When Darren Childs took over as CEO of UKTV in 2010, one of his primary goals was to build a corporate culture that generates a regular flow of good ideas. This meant radically changing the organisational structure and day-to-day running of the company. Mr Childs dispensed with the more traditional ‘command and control’ hierarchical, which he says is “better suited to the industrial revolution than the ‘digital revolution’”, in favour of a more open and collaborative environment where everyone works to brainstorm on ideas. “The new environment allows for collaboration and ideas to come from anyplace,” says Mr Childs. “One way we can disrupt the industry is by having more great creative ideas.”
The cultural transformation has paid off. During Mr Childs’s tenure, UKTV has launched new channels, video-on-demand and non-linear programming products, created a huge raft of original hit shows, and formed partnerships, including with pay TV providers BT and Sky. Viewership, revenue and profits have soared, with 2015 proving to be the most successful year in UKTV's 23-year history. “Our culture is the single biggest contributor to our financial success,” Mr Childs says. “Focusing on culture is one of the most important things a leader can do to change performance and outcomes.”
It is also one of the toughest innovation challenges business leaders face today. Entrenched corporate cultures thwart innovation efforts and suffer complacency in the face of disruption. Business leaders are trying a variety of approaches to reinvent their culture and deliver better innovation. Companies such as Cisco, Coca-Cola and GE have launched ‘internal start-up’ programmes, where teams work in an entrepreneurial bubble, to stimulate creativity. Others, including Booz Allen and UKTV, have launched Shark Tank style competitions where employees pitch ideas to improve the business, and the best ones get funding and support.
“Great ideas can come from anywhere,” says Mr Childs, who notes that more than 70% of his employees been involved in pitches to the quarterly ‘Innovation Pot’, which has led to several successful investment projects. One noteworthy example is a social media campaign for the 2015 premiere of Most Haunted, a ghost-hunter reality show. An employee suggested they run live-stream behind-the-scenes camera feeds on the network’s YouTube channel throughout the live ghost hunt event. That ‘second screen’ attracted nearly one million viewers and spurred 14 million tweets, according to Mr Childs, making it one of the most successful social media initiatives the company has ever run. It is one more confirmation, he says, that great innovation is not exclusive to the C-suite. “Everyone at UKTV knows they can contribute ideas and that they will be rewarded for their contributions. That empowers them to think differently on behalf of the business and provides new learning for us all.”

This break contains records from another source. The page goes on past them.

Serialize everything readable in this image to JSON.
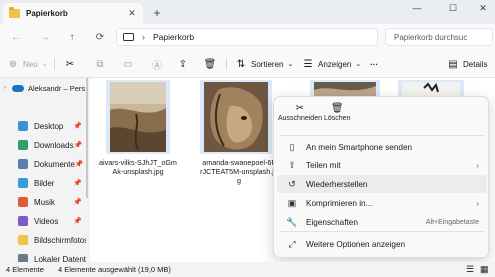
{
  "tab": {
    "title": "Papierkorb"
  },
  "address": {
    "crumb": "Papierkorb",
    "search_placeholder": "Papierkorb durchsuc"
  },
  "toolbar": {
    "new_label": "Neu",
    "sort_label": "Sortieren",
    "view_label": "Anzeigen",
    "more_label": "···",
    "details_label": "Details"
  },
  "sidebar": {
    "home": "Aleksandr – Pers",
    "items": [
      {
        "label": "Desktop",
        "icon": "desktop-icon",
        "color": "#3d8fd9"
      },
      {
        "label": "Downloads",
        "icon": "downloads-icon",
        "color": "#2f9e6a"
      },
      {
        "label": "Dokumente",
        "icon": "documents-icon",
        "color": "#5b7fa8"
      },
      {
        "label": "Bilder",
        "icon": "pictures-icon",
        "color": "#3b9bd9"
      },
      {
        "label": "Musik",
        "icon": "music-icon",
        "color": "#e05a3a"
      },
      {
        "label": "Videos",
        "icon": "videos-icon",
        "color": "#7b5cc7"
      },
      {
        "label": "Bildschirmfotos",
        "icon": "folder-icon",
        "color": "#f0c24a"
      },
      {
        "label": "Lokaler Datentra",
        "icon": "drive-icon",
        "color": "#6b7b8c"
      }
    ]
  },
  "files": [
    {
      "line1": "aivars-vilks-SJhJT_oGm",
      "line2": "Ak-unsplash.jpg",
      "line3": ""
    },
    {
      "line1": "amanda-swanepoel-6F",
      "line2": "rJCTEAT5M-unsplash.jp",
      "line3": "g"
    }
  ],
  "context_menu": {
    "cut": "Ausschneiden",
    "delete": "Löschen",
    "items": [
      {
        "label": "An mein Smartphone senden",
        "icon": "phone-icon",
        "extra": ""
      },
      {
        "label": "Teilen mit",
        "icon": "share-icon",
        "extra": "›"
      },
      {
        "label": "Wiederherstellen",
        "icon": "restore-icon",
        "extra": ""
      },
      {
        "label": "Komprimieren in...",
        "icon": "archive-icon",
        "extra": "›"
      },
      {
        "label": "Eigenschaften",
        "icon": "properties-icon",
        "extra": "Alt+Eingabetaste"
      },
      {
        "label": "Weitere Optionen anzeigen",
        "icon": "more-options-icon",
        "extra": ""
      }
    ]
  },
  "status": {
    "count": "4 Elemente",
    "selected": "4 Elemente ausgewählt (19,0 MB)"
  }
}
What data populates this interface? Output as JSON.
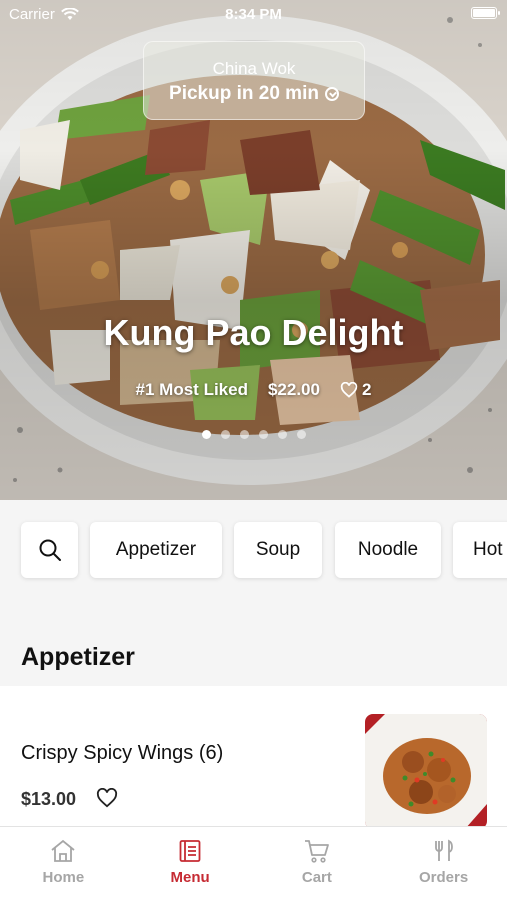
{
  "status_bar": {
    "carrier": "Carrier",
    "time": "8:34 PM"
  },
  "store": {
    "name": "China Wok",
    "pickup": "Pickup in 20 min"
  },
  "hero": {
    "title": "Kung Pao Delight",
    "badge": "#1 Most Liked",
    "price": "$22.00",
    "likes": "2",
    "slide_count": 6,
    "active_slide": 0
  },
  "categories": [
    "Appetizer",
    "Soup",
    "Noodle",
    "Hot"
  ],
  "section": {
    "title": "Appetizer"
  },
  "items": [
    {
      "name": "Crispy Spicy Wings (6)",
      "price": "$13.00"
    }
  ],
  "tabs": [
    {
      "label": "Home",
      "icon": "home-icon",
      "active": false
    },
    {
      "label": "Menu",
      "icon": "menu-icon",
      "active": true
    },
    {
      "label": "Cart",
      "icon": "cart-icon",
      "active": false
    },
    {
      "label": "Orders",
      "icon": "orders-icon",
      "active": false
    }
  ],
  "colors": {
    "accent": "#c62b33",
    "inactive": "#a6a6a6"
  }
}
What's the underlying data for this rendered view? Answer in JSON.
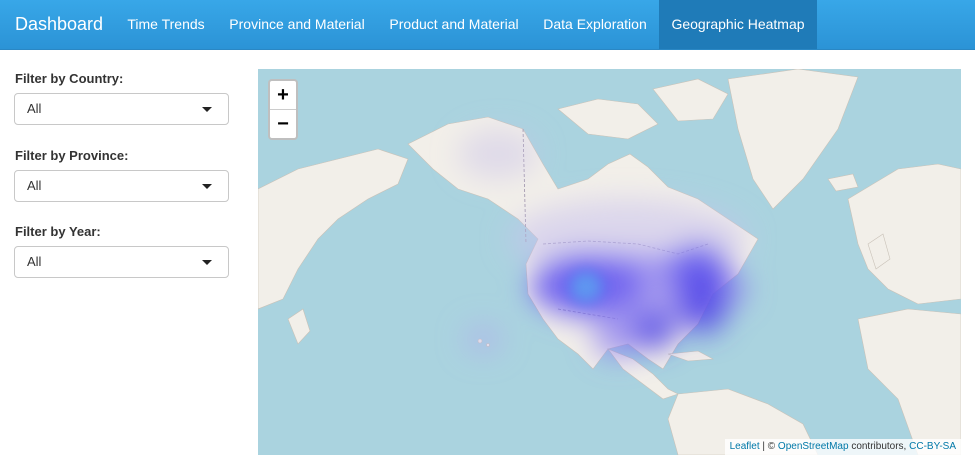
{
  "navbar": {
    "brand": "Dashboard",
    "items": [
      {
        "label": "Time Trends",
        "active": false
      },
      {
        "label": "Province and Material",
        "active": false
      },
      {
        "label": "Product and Material",
        "active": false
      },
      {
        "label": "Data Exploration",
        "active": false
      },
      {
        "label": "Geographic Heatmap",
        "active": true
      }
    ]
  },
  "filters": [
    {
      "label": "Filter by Country:",
      "value": "All"
    },
    {
      "label": "Filter by Province:",
      "value": "All"
    },
    {
      "label": "Filter by Year:",
      "value": "All"
    }
  ],
  "map": {
    "zoom_in": "+",
    "zoom_out": "−",
    "attribution": {
      "leaflet": "Leaflet",
      "separator": "| ©",
      "osm": "OpenStreetMap",
      "contributors": "contributors,",
      "license": "CC-BY-SA"
    }
  },
  "colors": {
    "nav": "#2b93d6",
    "nav_active": "#1f7bb8",
    "ocean": "#aad3df",
    "land": "#f2efe9",
    "heat": "#7a6cf0"
  }
}
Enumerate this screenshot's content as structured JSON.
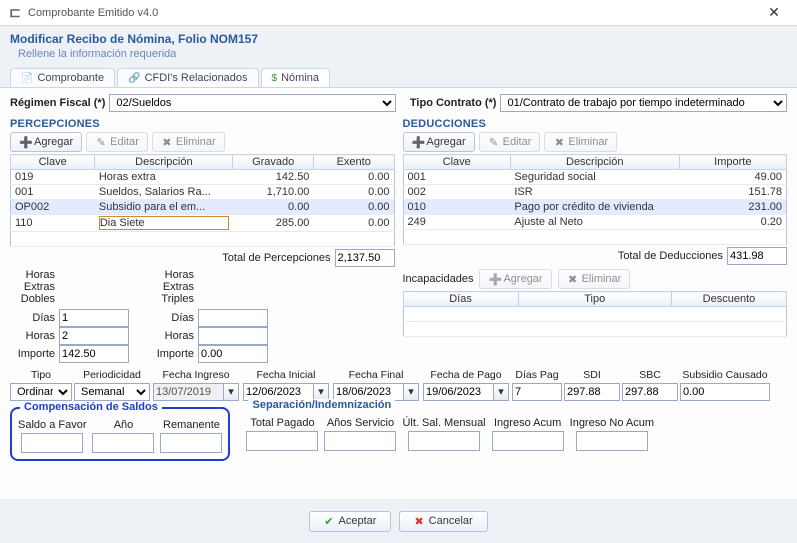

Recognition is a second cultural attribute that can drive disrupters. As companies get larger and work becomes inherently more complex, people can start to feel they are lost in a machine – risking the ‘clock-in, clock-out’ culture that disrupters and innovators avoid. Helping individuals see the direct impact of their work is vital to a culture of innovation. Companies must continually find ways to celebrate individuals for the work they do, says Mr Twiddy.